American sailors have filed a lawsuit against the Japanese government for allegedly lying about the health risks they faced while assisting in rescue efforts after last year’s Fukushima nuclear disaster.
Crewmembers from the USS Ronald Reagan filed a lawsuit in Federal Court in San Diego, California this week in an attempt to hold Japan accountable for any long-term damage they’ll caused during “Operation Tomadachi,” the spring 2011 relief effort that sent sailors near the coast of Japan to assist in the days after an earthquake and subsequent tsunami ravaged the island nation and caused a level 7 meltdown at three reactors in the Fukushima Nuclear Power Plant.
The plaintiffs, eight sailors from the 5,500 or so that were aboard the USS Reagan at the time, say Japan did not act honestly in regards to explaining the severity of the meltdown and the risks they faced in involving themselves in the relief efforts. They are asking the state-owned Tokyo Electric Power Co (TEPCO) for $10 million in compensatory damages, as well as another $30 million in punitive damages for fraud, negligence, strict liability, failure to warn, public and private nuisance and defective design, Courthouse News Service reports.

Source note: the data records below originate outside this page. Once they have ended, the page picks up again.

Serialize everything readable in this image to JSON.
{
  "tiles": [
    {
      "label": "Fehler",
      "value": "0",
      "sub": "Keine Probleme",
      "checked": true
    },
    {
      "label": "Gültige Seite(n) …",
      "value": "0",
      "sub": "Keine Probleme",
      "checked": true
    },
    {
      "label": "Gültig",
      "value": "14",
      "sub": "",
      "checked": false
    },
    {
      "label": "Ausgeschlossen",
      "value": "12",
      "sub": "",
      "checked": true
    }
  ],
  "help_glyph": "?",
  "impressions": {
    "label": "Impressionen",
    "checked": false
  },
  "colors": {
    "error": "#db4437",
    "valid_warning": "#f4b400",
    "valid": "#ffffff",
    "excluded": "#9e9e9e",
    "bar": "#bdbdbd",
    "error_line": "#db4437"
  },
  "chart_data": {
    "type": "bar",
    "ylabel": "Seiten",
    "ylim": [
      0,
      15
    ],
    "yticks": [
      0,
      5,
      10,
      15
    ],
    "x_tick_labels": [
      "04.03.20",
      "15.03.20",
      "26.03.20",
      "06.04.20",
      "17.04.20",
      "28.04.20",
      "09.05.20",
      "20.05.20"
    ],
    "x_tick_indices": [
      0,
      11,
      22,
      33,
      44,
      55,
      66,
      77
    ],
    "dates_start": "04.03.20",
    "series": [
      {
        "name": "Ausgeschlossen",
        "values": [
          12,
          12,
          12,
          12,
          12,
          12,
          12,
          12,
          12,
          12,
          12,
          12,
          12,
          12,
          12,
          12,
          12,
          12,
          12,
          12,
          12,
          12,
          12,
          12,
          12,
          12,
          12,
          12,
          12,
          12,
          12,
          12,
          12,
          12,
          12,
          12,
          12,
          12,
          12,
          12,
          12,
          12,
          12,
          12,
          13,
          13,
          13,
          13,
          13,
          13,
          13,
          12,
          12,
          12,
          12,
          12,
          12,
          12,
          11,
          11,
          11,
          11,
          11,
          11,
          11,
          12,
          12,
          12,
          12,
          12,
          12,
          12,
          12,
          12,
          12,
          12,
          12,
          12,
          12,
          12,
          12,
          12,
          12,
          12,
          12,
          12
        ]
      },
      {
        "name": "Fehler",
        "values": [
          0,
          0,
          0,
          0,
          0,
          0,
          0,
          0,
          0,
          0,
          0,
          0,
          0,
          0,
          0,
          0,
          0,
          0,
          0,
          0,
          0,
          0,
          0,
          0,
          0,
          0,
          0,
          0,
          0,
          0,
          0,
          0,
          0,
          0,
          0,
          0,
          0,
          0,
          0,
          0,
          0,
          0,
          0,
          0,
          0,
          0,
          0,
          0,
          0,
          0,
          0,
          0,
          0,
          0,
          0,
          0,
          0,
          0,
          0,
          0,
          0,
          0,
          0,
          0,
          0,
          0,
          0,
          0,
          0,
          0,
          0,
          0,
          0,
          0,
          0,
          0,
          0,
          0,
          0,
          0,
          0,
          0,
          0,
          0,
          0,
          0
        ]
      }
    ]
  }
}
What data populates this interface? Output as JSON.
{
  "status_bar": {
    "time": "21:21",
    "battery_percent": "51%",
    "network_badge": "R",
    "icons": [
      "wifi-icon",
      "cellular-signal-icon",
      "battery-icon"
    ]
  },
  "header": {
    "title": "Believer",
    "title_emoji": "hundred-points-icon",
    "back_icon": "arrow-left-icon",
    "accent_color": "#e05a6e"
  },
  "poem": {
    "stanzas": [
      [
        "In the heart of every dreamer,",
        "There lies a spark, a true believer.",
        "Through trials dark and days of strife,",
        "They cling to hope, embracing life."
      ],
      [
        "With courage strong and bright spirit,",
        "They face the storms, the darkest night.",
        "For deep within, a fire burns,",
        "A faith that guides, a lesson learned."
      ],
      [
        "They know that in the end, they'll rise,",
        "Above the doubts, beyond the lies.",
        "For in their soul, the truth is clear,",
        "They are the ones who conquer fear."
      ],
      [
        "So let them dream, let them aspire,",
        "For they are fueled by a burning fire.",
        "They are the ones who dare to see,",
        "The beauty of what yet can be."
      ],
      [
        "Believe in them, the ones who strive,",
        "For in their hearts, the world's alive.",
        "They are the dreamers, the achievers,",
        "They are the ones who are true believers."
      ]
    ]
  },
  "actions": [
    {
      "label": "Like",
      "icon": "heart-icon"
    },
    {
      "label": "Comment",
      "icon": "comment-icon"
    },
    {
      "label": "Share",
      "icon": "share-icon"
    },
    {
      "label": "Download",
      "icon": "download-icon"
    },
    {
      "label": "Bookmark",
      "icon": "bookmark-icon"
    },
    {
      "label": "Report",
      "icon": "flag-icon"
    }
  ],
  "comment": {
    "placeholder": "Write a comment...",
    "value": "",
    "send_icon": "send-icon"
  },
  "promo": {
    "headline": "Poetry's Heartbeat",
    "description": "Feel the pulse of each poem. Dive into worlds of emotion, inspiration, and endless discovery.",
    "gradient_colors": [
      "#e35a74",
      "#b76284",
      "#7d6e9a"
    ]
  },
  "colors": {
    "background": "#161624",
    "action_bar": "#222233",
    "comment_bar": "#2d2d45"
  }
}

Additionally, the sailors want TEPCO to set up a $100 million fund to pay for any future medical expenses they’re accrue as a result of the relief effort.
Courthouse News claims that plaintiffs say in the complaint that TEPCO, "a wholly owned public benefit subsidiary of the government of Japan," misrepresented radiation levels after the meltdown in order to lull the US Navy "into a false sense of security."
Beginning only one day after the March 11 earthquake, the United States sent eventually 24,000 service members to assist in rescue efforts at a cost cited by the Japan Times as being nearly $90 million.
"Operation Tomodachi has proven the Japan-US alliance can function in an emergency in a well-coordinated manner. US military personnel have proven to the fullest degree they are acting for the benefit of the Japanese people," National Defense Academy Professor Matake Kamiya told the Times earlier this year.
Today, however, sailors from the USS Reagan say they were misled about how severe the situation was.
"TEPCO pursued a policy to cause rescuers, including the plaintiffs, to rush into an unsafe area which was too close to the FNPP [Fukushima Nuclear Power Plant] that had been damaged. Relying upon the misrepresentations regarding health and safety made by TEPCO … the US Navy was lulled into a false sense of security," the complaint states.
"Defendant TEPCO and the government of Japan, conspired and acted in concert, among other things, to create an illusory impression that the extent of the radiation that had leaked from the site of the FNPP was at levels that would not pose a threat to the plaintiffs, in order to promote its interests and those of the government of Japan, knowing that the information it disseminated was defective, incomplete and untrue, while omitting to disclose the extraordinary risks posed to the plaintiffs who were carrying out their assigned duties aboard the USS Ronald Reagan."
The complaint further alleges that TEPCO claimed the levels of radiation the sailors would be subjected to “would not cause any different or greater harm to them than they may have experienced on missions in the past,” though the Americans say otherwise.
"At all times relevant times, the defendant, TEPCO, was aware that exposure to even a low dose of radiation creates a danger to one's health and that it is important to accurately report actual levels,” the defendants say.
"Defendants had actual and/or constructive knowledge of the properties of radiation that would ensure that, once released into the environment, radiation would spread further and in concentrations that would cause injury to the plaintiffs."
The sailors say they have put themselves in a situation where their potential to develop cancer has been enhanced and that they "face additional and irreparable harm to their life expectancy, which has been shortened and cannot be restored to its prior condition."
In August, over a year after the meltdown, fish were found near the site of the Fukushima plant containing with 258 times the level of contamination that the level government deems safe for consumption.